IF this spring you received a notification from major credit bureau Equifax regarding your score – chances are it wasn’t accurate.
This affected millions of Americans applying for mortgages, credit cards and car loans, the Wall Street Journal reports, citing bank executives and people familiar with the situation.
For these groups, the credit scores were off by 20 points or more when issued by Equifax between March 17 and April 6.
That means your score could have improved or gotten worse — with the credit agency calling the issue a “coding issue” in a statement.
However, it was claimed that “there was no shift in the vast majority of scores” during the glitch period after “extensive analysis” was conducted.
“For those consumers who experienced a rating shift, initial analysis indicates that only a small number of them may have received a different credit decision,” Equifax added.
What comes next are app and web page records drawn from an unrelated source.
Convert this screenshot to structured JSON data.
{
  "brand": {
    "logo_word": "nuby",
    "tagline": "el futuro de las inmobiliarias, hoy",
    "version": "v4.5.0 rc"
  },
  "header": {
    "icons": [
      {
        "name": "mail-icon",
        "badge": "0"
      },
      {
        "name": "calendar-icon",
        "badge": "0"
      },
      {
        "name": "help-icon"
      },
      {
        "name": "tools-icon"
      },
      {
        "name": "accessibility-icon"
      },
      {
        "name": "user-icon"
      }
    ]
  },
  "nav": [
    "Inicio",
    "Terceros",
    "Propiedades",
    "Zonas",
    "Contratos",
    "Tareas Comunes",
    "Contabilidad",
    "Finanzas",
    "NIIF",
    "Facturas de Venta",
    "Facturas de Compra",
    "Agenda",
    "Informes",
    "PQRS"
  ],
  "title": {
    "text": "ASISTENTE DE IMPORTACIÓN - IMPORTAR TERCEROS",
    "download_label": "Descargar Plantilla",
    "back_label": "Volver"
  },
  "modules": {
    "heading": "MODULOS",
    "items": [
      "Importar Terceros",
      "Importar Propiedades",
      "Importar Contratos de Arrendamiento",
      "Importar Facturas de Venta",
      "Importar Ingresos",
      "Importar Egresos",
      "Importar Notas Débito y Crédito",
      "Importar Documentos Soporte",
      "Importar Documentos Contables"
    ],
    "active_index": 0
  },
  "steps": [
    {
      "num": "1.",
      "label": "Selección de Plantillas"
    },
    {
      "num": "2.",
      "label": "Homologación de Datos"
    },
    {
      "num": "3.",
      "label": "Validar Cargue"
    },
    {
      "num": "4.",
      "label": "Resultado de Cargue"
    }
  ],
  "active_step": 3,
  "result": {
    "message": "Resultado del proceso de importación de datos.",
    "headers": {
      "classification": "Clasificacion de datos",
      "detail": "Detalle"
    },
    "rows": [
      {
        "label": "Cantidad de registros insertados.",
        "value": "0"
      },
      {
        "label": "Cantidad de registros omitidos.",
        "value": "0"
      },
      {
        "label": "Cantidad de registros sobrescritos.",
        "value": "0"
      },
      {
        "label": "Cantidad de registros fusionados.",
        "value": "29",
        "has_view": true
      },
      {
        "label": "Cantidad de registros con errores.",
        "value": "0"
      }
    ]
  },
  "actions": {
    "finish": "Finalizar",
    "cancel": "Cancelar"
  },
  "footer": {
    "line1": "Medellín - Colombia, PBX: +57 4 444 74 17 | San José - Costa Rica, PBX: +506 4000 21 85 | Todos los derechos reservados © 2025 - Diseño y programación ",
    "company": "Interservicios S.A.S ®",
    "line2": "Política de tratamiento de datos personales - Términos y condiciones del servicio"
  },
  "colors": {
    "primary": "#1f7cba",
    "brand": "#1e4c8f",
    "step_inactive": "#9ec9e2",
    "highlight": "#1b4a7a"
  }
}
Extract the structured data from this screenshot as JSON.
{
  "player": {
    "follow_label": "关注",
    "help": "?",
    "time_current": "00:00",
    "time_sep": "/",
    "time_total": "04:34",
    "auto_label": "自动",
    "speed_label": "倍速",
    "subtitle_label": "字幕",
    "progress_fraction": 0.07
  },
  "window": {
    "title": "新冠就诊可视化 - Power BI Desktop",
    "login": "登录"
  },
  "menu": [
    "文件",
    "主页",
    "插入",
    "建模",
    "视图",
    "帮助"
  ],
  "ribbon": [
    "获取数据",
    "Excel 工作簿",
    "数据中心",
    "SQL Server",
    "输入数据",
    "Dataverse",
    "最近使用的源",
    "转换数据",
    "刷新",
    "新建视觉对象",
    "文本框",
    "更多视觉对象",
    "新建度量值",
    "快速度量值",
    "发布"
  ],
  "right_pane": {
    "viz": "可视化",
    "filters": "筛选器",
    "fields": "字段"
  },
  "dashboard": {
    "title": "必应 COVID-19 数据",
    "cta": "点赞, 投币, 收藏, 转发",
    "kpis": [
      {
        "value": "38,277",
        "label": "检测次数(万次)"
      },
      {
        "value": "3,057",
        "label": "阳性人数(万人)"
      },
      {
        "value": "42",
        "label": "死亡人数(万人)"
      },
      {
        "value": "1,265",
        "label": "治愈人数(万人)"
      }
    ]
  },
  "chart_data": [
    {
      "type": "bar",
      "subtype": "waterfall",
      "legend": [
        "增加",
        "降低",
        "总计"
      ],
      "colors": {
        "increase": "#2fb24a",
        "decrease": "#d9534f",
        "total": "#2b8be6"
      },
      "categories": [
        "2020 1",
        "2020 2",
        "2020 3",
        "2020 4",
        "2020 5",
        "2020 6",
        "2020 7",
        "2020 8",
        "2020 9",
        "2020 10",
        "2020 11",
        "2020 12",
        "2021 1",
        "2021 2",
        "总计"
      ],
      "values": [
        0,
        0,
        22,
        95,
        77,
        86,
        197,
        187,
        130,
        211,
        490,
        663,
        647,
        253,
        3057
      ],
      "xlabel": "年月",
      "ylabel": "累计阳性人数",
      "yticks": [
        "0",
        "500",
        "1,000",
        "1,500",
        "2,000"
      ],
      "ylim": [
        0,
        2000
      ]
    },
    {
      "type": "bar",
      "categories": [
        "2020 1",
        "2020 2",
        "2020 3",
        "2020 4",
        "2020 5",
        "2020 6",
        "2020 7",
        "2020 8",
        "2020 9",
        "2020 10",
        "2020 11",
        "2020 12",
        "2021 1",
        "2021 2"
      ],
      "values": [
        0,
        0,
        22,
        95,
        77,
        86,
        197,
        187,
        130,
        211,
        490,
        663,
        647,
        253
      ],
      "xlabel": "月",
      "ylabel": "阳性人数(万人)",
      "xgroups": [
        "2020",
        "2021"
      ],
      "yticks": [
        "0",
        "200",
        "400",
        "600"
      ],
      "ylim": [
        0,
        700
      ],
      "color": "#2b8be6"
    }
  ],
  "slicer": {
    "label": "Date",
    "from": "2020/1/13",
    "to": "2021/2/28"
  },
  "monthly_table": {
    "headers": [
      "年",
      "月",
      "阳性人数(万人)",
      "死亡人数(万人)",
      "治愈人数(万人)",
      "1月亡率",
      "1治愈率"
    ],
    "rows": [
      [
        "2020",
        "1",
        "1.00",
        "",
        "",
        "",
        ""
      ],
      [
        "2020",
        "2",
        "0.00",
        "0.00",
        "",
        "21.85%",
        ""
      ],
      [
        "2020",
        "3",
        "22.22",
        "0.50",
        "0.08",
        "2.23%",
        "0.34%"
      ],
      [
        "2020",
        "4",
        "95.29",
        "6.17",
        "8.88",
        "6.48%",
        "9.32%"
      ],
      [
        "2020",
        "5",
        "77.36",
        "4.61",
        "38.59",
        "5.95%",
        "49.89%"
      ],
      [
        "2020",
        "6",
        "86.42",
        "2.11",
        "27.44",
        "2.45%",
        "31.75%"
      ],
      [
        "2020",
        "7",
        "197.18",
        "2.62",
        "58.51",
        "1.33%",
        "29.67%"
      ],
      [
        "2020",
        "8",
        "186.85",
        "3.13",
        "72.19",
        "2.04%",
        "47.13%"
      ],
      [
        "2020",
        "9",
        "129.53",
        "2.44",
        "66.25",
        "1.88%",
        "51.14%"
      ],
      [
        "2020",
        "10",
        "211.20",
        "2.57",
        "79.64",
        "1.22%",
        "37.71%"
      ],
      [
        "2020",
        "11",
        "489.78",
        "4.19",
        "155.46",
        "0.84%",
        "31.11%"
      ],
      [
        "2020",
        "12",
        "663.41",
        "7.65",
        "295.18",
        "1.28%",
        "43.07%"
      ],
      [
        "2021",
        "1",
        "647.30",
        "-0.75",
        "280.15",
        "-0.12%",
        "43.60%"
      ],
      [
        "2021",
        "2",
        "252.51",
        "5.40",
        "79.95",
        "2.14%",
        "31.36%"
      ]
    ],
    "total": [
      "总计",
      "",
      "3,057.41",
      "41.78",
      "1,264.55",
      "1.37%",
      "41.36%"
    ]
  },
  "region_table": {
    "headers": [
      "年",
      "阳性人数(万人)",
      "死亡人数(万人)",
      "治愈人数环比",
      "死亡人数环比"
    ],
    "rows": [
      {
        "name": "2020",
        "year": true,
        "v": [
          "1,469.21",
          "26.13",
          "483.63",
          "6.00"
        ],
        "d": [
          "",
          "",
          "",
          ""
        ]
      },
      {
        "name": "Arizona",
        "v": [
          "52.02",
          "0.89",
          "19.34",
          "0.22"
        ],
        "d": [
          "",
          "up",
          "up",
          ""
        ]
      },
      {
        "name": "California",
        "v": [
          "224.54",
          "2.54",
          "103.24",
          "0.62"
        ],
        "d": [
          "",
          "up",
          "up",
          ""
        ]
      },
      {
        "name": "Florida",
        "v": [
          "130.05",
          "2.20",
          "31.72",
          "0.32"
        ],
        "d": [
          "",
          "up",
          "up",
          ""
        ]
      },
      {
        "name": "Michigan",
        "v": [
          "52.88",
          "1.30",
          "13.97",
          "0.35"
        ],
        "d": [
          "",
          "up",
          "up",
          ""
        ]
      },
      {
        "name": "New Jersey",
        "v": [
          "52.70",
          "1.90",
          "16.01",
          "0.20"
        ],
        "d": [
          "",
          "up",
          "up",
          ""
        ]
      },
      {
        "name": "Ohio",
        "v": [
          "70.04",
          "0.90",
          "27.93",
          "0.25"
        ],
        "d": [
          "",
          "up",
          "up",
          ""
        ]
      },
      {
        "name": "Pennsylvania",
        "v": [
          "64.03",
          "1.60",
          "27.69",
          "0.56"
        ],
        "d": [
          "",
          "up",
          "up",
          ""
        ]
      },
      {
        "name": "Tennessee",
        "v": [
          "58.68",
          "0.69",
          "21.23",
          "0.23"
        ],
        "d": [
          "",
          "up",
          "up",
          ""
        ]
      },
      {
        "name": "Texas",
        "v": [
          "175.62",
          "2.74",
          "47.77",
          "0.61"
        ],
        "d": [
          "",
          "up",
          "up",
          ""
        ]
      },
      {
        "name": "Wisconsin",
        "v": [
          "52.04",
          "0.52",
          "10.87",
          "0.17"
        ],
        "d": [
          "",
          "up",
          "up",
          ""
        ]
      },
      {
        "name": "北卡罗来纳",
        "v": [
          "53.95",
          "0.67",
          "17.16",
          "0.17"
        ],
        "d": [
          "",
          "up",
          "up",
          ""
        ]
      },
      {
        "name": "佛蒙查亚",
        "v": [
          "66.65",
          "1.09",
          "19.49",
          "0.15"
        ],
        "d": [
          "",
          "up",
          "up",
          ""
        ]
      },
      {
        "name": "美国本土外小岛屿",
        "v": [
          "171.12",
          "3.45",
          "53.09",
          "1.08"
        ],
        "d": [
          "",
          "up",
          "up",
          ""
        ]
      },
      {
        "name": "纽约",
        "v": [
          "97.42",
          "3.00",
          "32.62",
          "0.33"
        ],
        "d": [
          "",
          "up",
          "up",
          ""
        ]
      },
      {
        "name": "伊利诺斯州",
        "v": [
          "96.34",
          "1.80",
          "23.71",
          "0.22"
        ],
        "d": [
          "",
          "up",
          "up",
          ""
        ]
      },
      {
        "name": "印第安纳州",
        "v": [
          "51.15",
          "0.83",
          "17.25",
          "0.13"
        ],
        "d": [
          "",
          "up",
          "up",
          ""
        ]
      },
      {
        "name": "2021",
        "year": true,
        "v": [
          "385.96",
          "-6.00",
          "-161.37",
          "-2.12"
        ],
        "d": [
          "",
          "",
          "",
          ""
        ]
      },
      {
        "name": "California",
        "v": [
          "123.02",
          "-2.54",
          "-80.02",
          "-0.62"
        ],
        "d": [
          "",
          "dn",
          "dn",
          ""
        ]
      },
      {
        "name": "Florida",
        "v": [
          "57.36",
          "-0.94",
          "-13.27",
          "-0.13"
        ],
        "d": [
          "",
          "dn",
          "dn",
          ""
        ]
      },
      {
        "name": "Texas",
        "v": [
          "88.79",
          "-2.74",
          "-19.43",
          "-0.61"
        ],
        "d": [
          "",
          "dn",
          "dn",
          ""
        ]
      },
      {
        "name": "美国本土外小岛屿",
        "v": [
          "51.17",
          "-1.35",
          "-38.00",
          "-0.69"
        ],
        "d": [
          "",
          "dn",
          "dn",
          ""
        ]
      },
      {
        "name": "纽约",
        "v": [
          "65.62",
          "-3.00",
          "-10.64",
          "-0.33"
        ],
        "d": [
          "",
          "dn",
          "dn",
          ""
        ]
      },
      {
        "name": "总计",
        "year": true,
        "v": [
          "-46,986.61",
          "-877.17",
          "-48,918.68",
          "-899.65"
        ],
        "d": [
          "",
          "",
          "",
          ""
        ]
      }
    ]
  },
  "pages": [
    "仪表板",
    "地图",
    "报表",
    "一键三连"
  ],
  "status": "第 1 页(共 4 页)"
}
According to Equifax, fewer than 300,000 consumers have changed their credit score by 25 points or more.
But worst of all, the credit rating error was enough to affect interest rates, according to the Journal.
So if your credit score was lowered, you may have been offered a higher interest rate.
And that could serve as a double whammy — with the Federal Reserve’s multiple rate hikes over the past few months.
You may have been affected if you applied for a loan from the following financial companies:
- Wells Fargo & Co.
- ally finance
- JPMorgan Chase & Co
Also, this isn’t the first time Equifax has addressed a major consumer issue.
In 2017, a break-in at Equifax exposed the personal information of nearly 150 million Americans.
The US has charged four Chinese military officers in connection with the cyber attack.
However, Equifax claims that the credit score error has been fixed.
“We are working closely with lenders and are accelerating the migration of this environment to the Equifax Cloud, which provides additional controls and monitoring that will help identify and prevent similar issues in the future.”
Equifax Cloud aims to empower customers by providing real-time insights.
The credit bureau intends to improve its cloud footprint environment from 50% to 80% by the end of the year.
Equifax did not respond to The Sun’s request for comment.
Meanwhile, the move comes as millions of Americans get better credit thanks to wiped-out medical debt.
Also see what happens to your credit card when the Fed raises interest rates.
https://www.the-sun.com/money/5928261/credit-scores-wrong-loans-rates/ Millions of Americans Have False Credit Scores When Applying for Loan, Sending Interest Rates Soaring – Are You Affected?